Writes lovely Helen: I am amazed everyday on how what is waste for one person is truly a treasure for another. We are coming into strawberry season here and they are packaged in a plastic single-use punnets. Last year I had saved several punnets and decided to put them on the Spare Harvest marketplace to see if someone else would use them. Well I moved all to another home. One gentleman used them for growing his microgreens, another person used then as a small hothouse for their seeds, and a lady used them to package up her homegrown cherry tomatoes so she could share then with her family. We don’t have to take on the burden of doing everything ourselves, as a community is easier and more rewarding. I now save those punnets and use them to cover my ripening fruit so the birds don’t eat them. I would never had thought to use them this way if it was not for the people I met and the conversation we shared when I first put them on our marketplace.
From inspiring Saara, who reminds me again of how amazing Finland is: Check out this Lichen Fest in the forest. And then check out this amazing art organization, that “unites the worlds of art and science and offer hope to amid the climate crisis.”
And in cute people dancing: This feels like a lifetime ago, but it was only January. I don’t know when we’ll be able to circle dance together again, but here’s to keeping the jams alive.
Thanks for reading. Hope you are healthy and happy,
P.S. I’m always curious to know what you think. This is my newsletter for the week of May 14, 2020, published in partnership with YES! Media You can sign up to get Minimum Viable Planet newsletter emailed directly to you at https://mvp.substack.com/.
Sarah Lazarovic is an award-winning artist, creative director, freelance animator and filmmaker, and journalist, covering news and cultural events in comic form.

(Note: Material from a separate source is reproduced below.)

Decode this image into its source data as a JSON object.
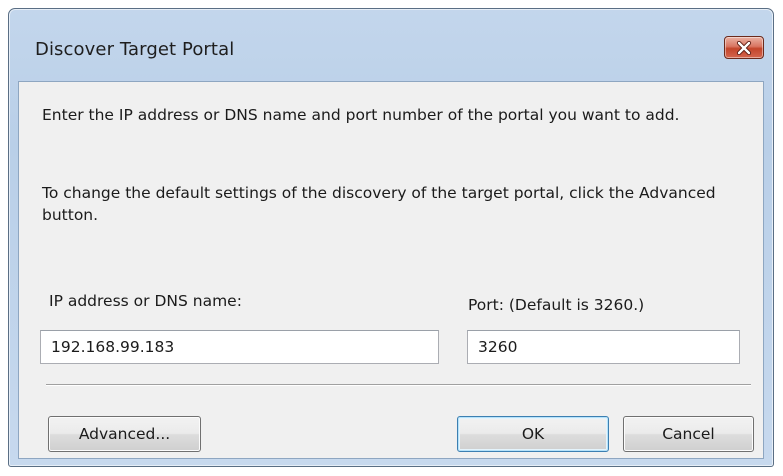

She is the author of A Bunch of Pretty Things I Did Not Buy.